What Is a Casino?


A casino is a place where you can play a variety of games of chance. You can find them in a number of places, from large cities to rural areas. They offer entertainment and sometimes free food and drinks to their guests, though the main attraction is gambling.

The casino makes its money through the house edge, which is the mathematical advantage that the casino has over its patrons in every game it offers. The house edge is not very high – less than two percent, depending on the game and the amount of money wagered – but it is enough to cover all of its costs.

When you visit a casino, the first thing you should do is look at the odds and payouts of the games on offer. This will help you decide whether or not to play, and what you should spend your money on.

Another important factor is the casino’s library of games, as this will determine your overall experience. Make sure there is a good selection of slot machines, table games and live dealers. The more varieties a casino offers, the better the chances you’ll have a great time.

Some casinos are even known for their special promotions and tournaments. These can include extra cash prizes or free spins on slots. These bonuses are meant to entice new players and keep them coming back.

If you’re looking for a new way to win cash, then consider playing at an online casino. Most of them offer free spins and deposit matches as well as loyalty programs.

A casino can be a fun way to gamble, but it is also addictive and should not be taken lightly. If you find yourself losing money and are no longer able to control your actions, then it is probably best to quit.

The history of casino

Although casinos are primarily located in the United States, they can be found around the world. Many European countries changed their laws in the late 20th century to allow them to operate.

The earliest casinos were established by Native Americans, and today there are over 3,000 legal casinos worldwide. The most popular of these are in Las Vegas and Atlantic City.

Some casinos have even branched out into other areas, such as riverboats or on American Indian reservations. The net effect on local economies is usually negative, as people who become addicted to gambling rob the casino of its profits.

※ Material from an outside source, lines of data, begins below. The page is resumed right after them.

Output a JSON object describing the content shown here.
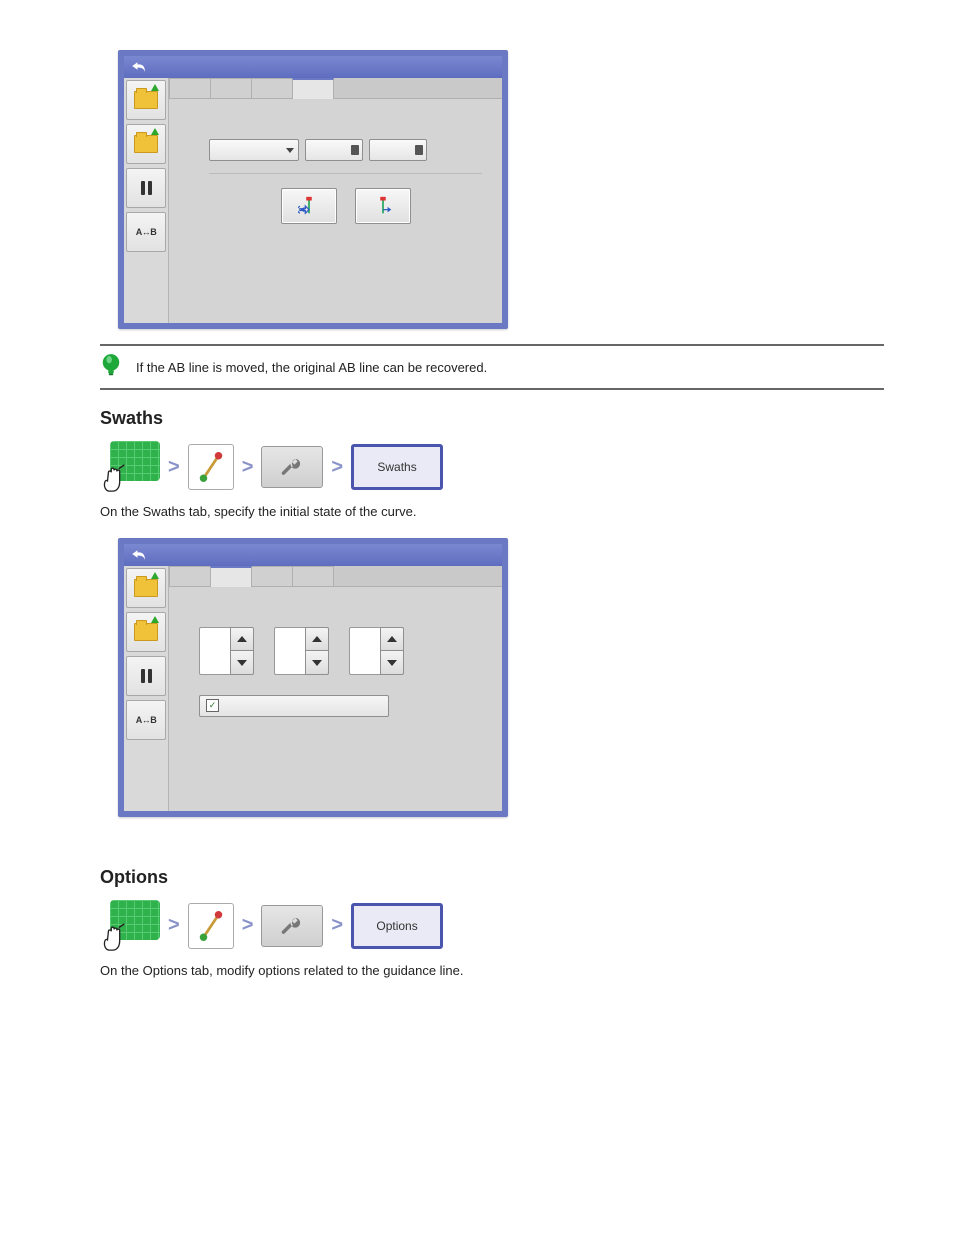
{
  "sections": {
    "tip": {
      "text": "If the AB line is moved, the original AB line can be recovered."
    },
    "swaths": {
      "heading": "Swaths",
      "desc": "On the Swaths tab, specify the initial state of the curve.",
      "crumb_final": "Swaths"
    },
    "options": {
      "heading": "Options",
      "desc": "On the Options tab, modify options related to the guidance line.",
      "crumb_final": "Options"
    }
  },
  "window1": {
    "tabs": [
      "",
      "",
      "",
      ""
    ],
    "active_tab_index": 3,
    "sidebar": [
      "open-folder",
      "import-folder",
      "pause",
      "a-to-b"
    ],
    "combo_value": "",
    "num1": "",
    "num2": ""
  },
  "window2": {
    "tabs": [
      "",
      "",
      "",
      ""
    ],
    "active_tab_index": 1,
    "sidebar": [
      "open-folder",
      "import-folder",
      "pause",
      "a-to-b"
    ],
    "spinner1": "",
    "spinner2": "",
    "spinner3": "",
    "checkbox_label": "",
    "checkbox_checked": true
  }
}
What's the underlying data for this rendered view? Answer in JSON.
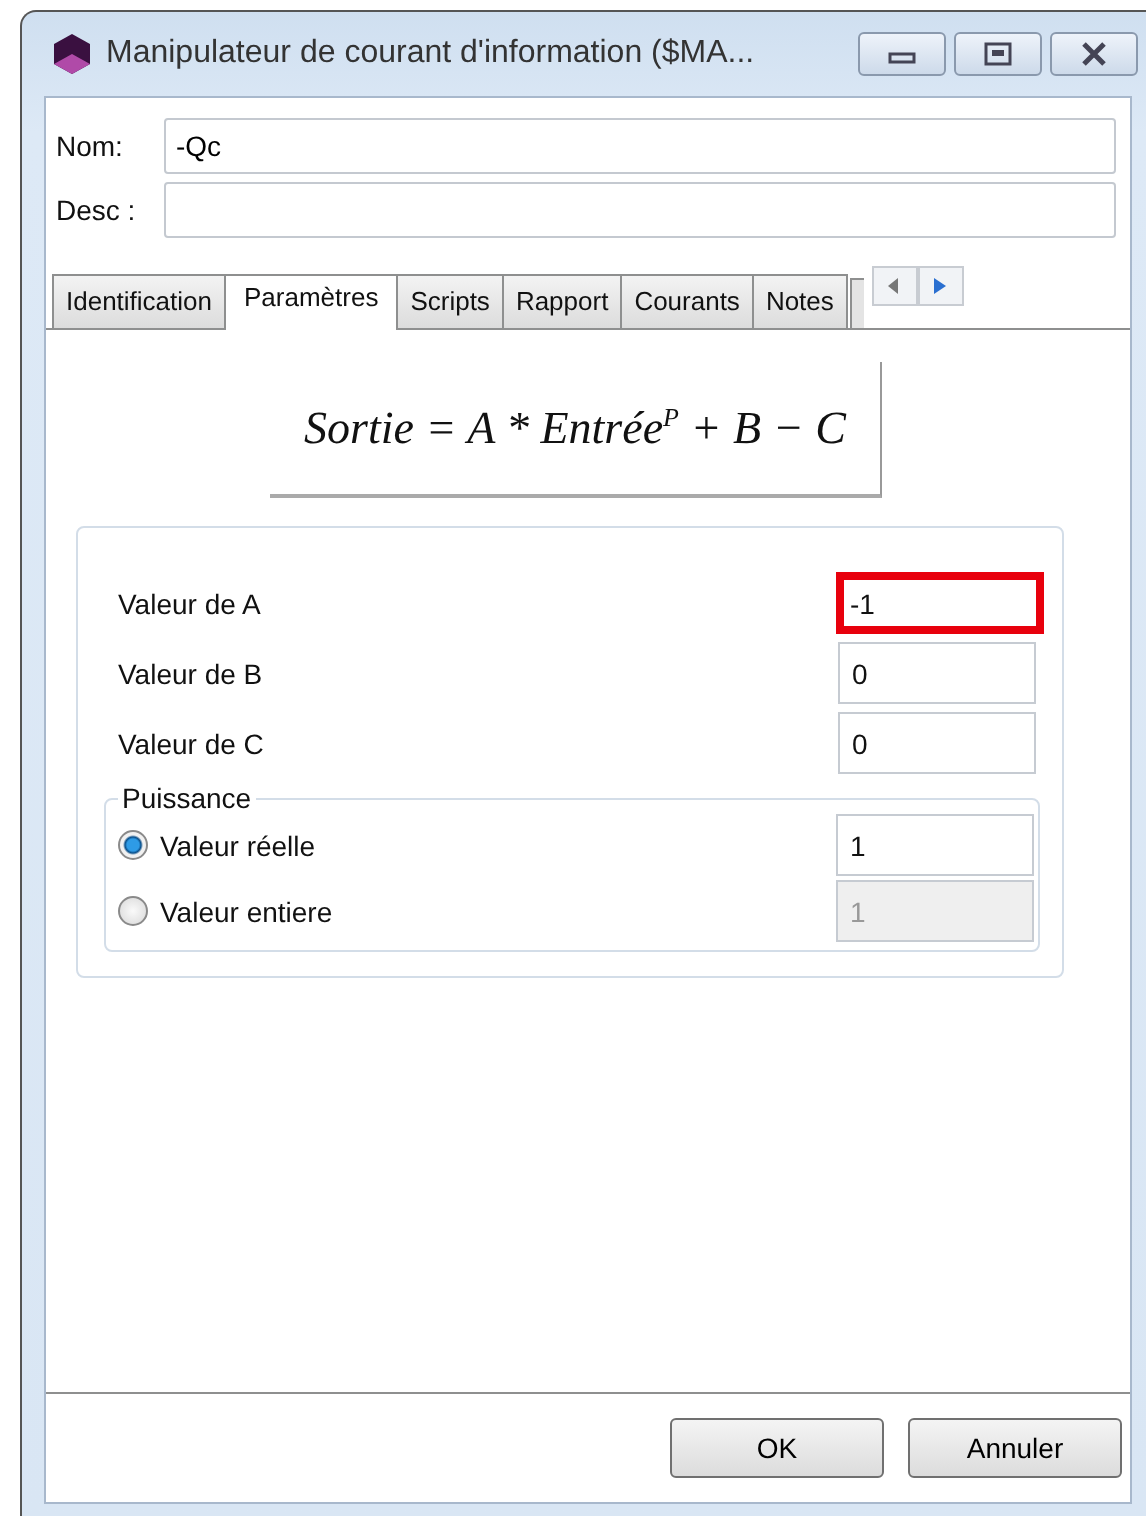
{
  "window": {
    "title": "Manipulateur de courant d'information ($MA..."
  },
  "header_fields": [
    {
      "label": "Nom:",
      "value": "-Qc"
    },
    {
      "label": "Desc :"
    }
  ],
  "tabs": [
    {
      "label": "Identification",
      "selected": false
    },
    {
      "label": "Paramètres",
      "selected": true
    },
    {
      "label": "Scripts",
      "selected": false
    },
    {
      "label": "Rapport",
      "selected": false
    },
    {
      "label": "Courants",
      "selected": false
    },
    {
      "label": "Notes",
      "selected": false
    }
  ],
  "formula": "Sortie = A * Entrée$^{P}$ + B − C",
  "parameters": [
    {
      "label": "Valeur de A",
      "value": "-1",
      "highlighted": true
    },
    {
      "label": "Valeur de B",
      "value": "0",
      "highlighted": false
    },
    {
      "label": "Valeur de C",
      "value": "0",
      "highlighted": false
    }
  ],
  "power_group": {
    "title": "Puissance",
    "options": [
      {
        "label": "Valeur réelle",
        "selected": true,
        "value": "1",
        "disabled": false
      },
      {
        "label": "Valeur entiere",
        "selected": false,
        "value": "1",
        "disabled": true
      }
    ]
  },
  "buttons": [
    "OK",
    "Annuler"
  ]
}
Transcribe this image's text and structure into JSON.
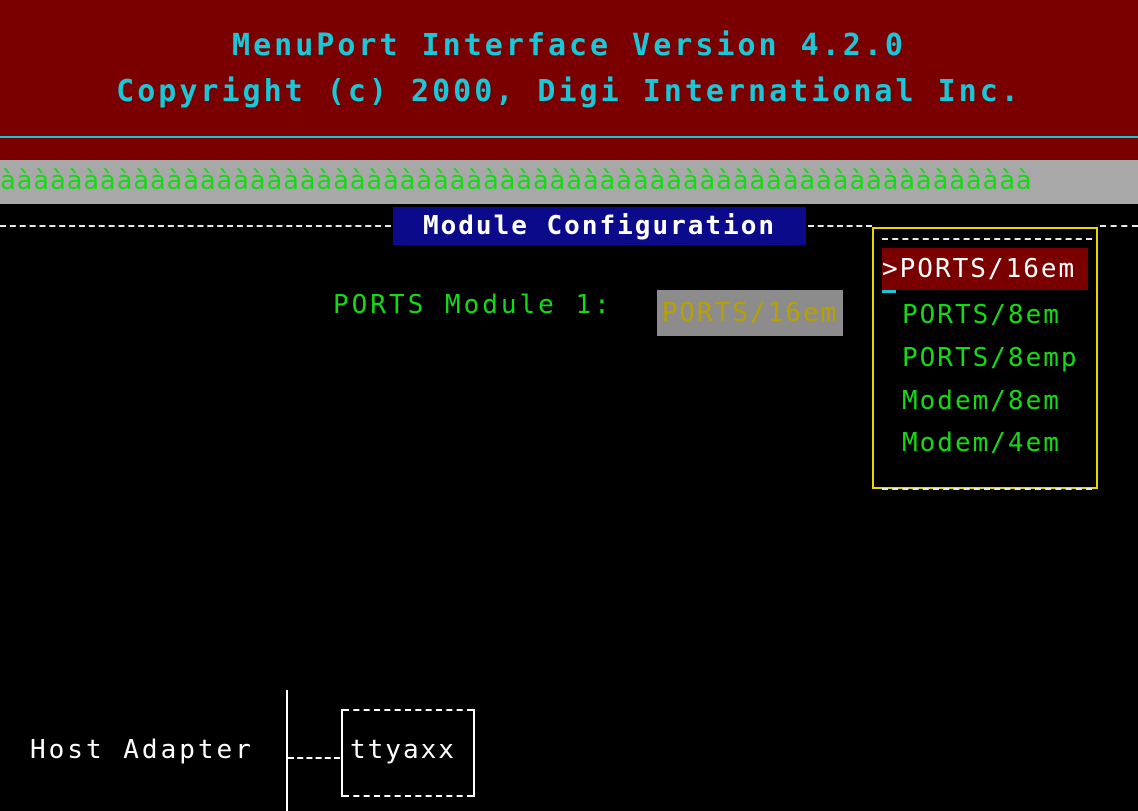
{
  "header": {
    "title": "MenuPort Interface Version 4.2.0",
    "copyright": "Copyright (c) 2000, Digi International Inc."
  },
  "band": {
    "text": "àààààààààààààààààààààààààààààààààààààààààààààààààààààààààààààà"
  },
  "module_config": {
    "title": "Module Configuration",
    "field_label": "PORTS Module 1:",
    "field_value": "PORTS/16em"
  },
  "popup": {
    "selected_marker": ">",
    "options": [
      "PORTS/16em",
      "PORTS/8em",
      "PORTS/8emp",
      "Modem/8em",
      "Modem/4em"
    ]
  },
  "tree": {
    "host_label": "Host Adapter",
    "tty_label": "ttyaxx"
  },
  "colors": {
    "header_bg": "#7a0000",
    "header_text": "#18c8d8",
    "green_text": "#16d816",
    "title_bg": "#0a0a8a",
    "popup_border": "#e8d800"
  }
}
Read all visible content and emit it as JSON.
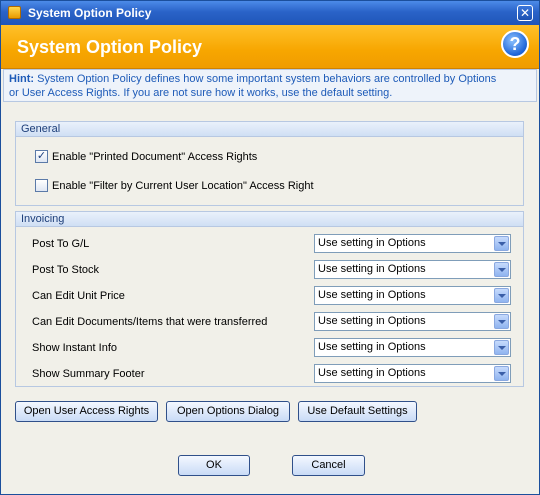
{
  "window": {
    "title": "System Option Policy",
    "close_glyph": "✕"
  },
  "header": {
    "title": "System Option Policy",
    "help_glyph": "?"
  },
  "hint": {
    "label": "Hint:",
    "text_line1": "System Option Policy defines how some important system behaviors are controlled by Options",
    "text_line2": "or User Access Rights. If you are not sure how it works, use the default setting."
  },
  "general": {
    "title": "General",
    "options": [
      {
        "label": "Enable \"Printed Document\" Access Rights",
        "checked": true
      },
      {
        "label": "Enable \"Filter by Current User Location\" Access Right",
        "checked": false
      }
    ]
  },
  "invoicing": {
    "title": "Invoicing",
    "rows": [
      {
        "label": "Post To G/L",
        "value": "Use setting in Options"
      },
      {
        "label": "Post To Stock",
        "value": "Use setting in Options"
      },
      {
        "label": "Can Edit Unit Price",
        "value": "Use setting in Options"
      },
      {
        "label": "Can Edit Documents/Items that were transferred",
        "value": "Use setting in Options"
      },
      {
        "label": "Show Instant Info",
        "value": "Use setting in Options"
      },
      {
        "label": "Show Summary Footer",
        "value": "Use setting in Options"
      }
    ]
  },
  "buttons": {
    "open_user_access_rights": "Open User Access Rights",
    "open_options_dialog": "Open Options Dialog",
    "use_default_settings": "Use Default Settings",
    "ok": "OK",
    "cancel": "Cancel"
  },
  "icons": {
    "checkmark": "✓"
  }
}
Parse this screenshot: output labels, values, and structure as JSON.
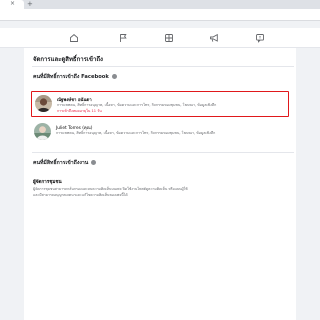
{
  "browser": {
    "tab_close": "×",
    "new_tab": "+"
  },
  "nav": {
    "icons": [
      "home-icon",
      "flag-icon",
      "grid-icon",
      "megaphone-icon",
      "message-icon"
    ]
  },
  "page": {
    "heading": "จัดการและดูสิทธิ์การเข้าถึง",
    "facebook_access_title": "คนที่มีสิทธิ์การเข้าถึง Facebook",
    "people": [
      {
        "name": "ณัฐพงษ์ชา อนันตา",
        "permissions": "การแชทคน, สิทธิ์การอนุญาต, เนื้อหา, ข้อความและการโทร, กิจกรรมของชุมชน, โฆษณา, ข้อมูลเชิงลึก",
        "status": "การเข้าถึงหมดอายุใน 11 วัน",
        "selected": true
      },
      {
        "name": "Juliet Torres (คุณ)",
        "permissions": "การแชทคน, สิทธิ์การอนุญาต, เนื้อหา, ข้อความและการโทร, กิจกรรมของชุมชน, โฆษณา, ข้อมูลเชิงลึก",
        "status": "",
        "selected": false
      }
    ],
    "task_access_title": "คนที่มีสิทธิ์การเข้าถึงงาน",
    "role": {
      "title": "ผู้จัดการชุมชน",
      "desc_line1": "ผู้จัดการชุมชนสามารถกลั่นกรองและลบความคิดเห็นบนเพจ ปิดใช้งานโพสต์ดูความคิดเห็น หรือแบนผู้ใช้",
      "desc_line2": "และมีสามารถอนุญาตเจตนาและแก้ไขความคิดเห็นของเพจนี้ได้"
    }
  },
  "colors": {
    "selection_border": "#e0181b",
    "status_red": "#e41e3f"
  }
}
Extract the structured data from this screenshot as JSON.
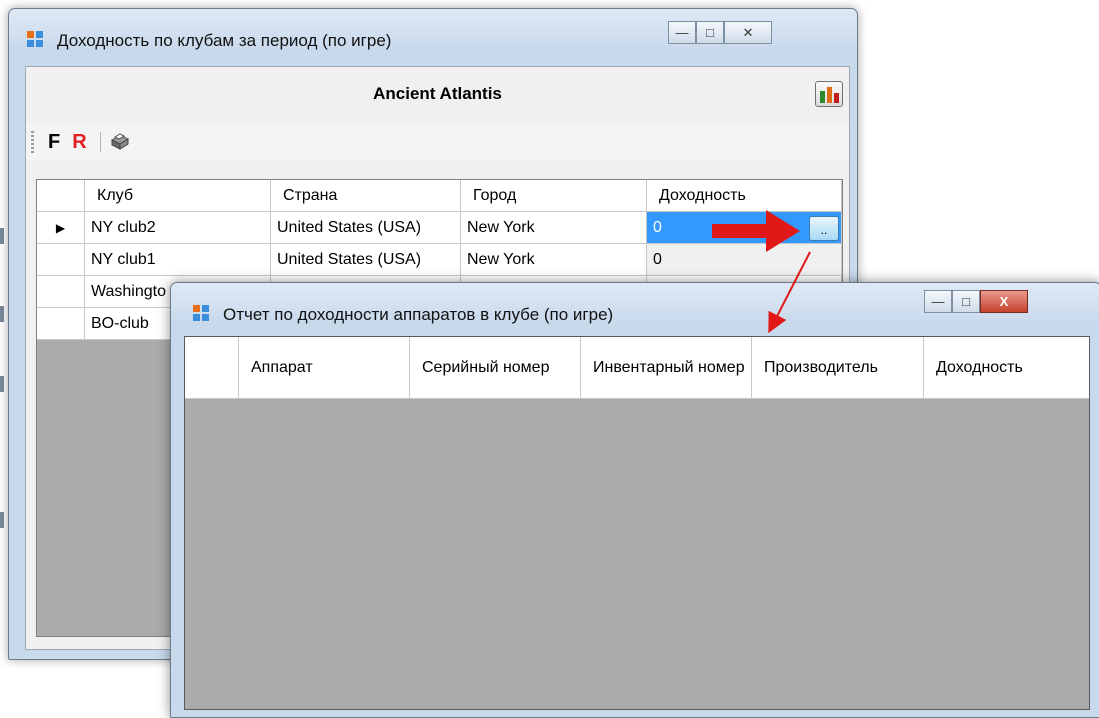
{
  "main_window": {
    "title": "Доходность по клубам за период (по игре)",
    "report_header": "Ancient Atlantis",
    "toolbar": {
      "filter_label": "F",
      "refresh_label": "R"
    },
    "grid": {
      "columns": [
        "Клуб",
        "Страна",
        "Город",
        "Доходность"
      ],
      "rows": [
        {
          "club": "NY club2",
          "country": "United States (USA)",
          "city": "New York",
          "income": "0"
        },
        {
          "club": "NY club1",
          "country": "United States (USA)",
          "city": "New York",
          "income": "0"
        },
        {
          "club": "Washingto",
          "country": "",
          "city": "",
          "income": ""
        },
        {
          "club": "BO-club",
          "country": "",
          "city": "",
          "income": ""
        }
      ],
      "ellipsis_label": ".."
    }
  },
  "detail_window": {
    "title": "Отчет по доходности аппаратов в клубе (по игре)",
    "grid": {
      "columns": [
        "Аппарат",
        "Серийный номер",
        "Инвентарный номер",
        "Производитель",
        "Доходность"
      ]
    }
  },
  "colors": {
    "selection": "#3399ff",
    "filter_F": "#000000",
    "refresh_R": "#e02020",
    "annotation_arrow": "#e01818",
    "grid_background": "#ababab"
  }
}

The dark side of the casino is that compulsive gambling can be a major problem, and can ruin families and communities. It can be expensive to treat these addictions, and it’s not the kind of activity that should be a part of any family’s or community’s culture.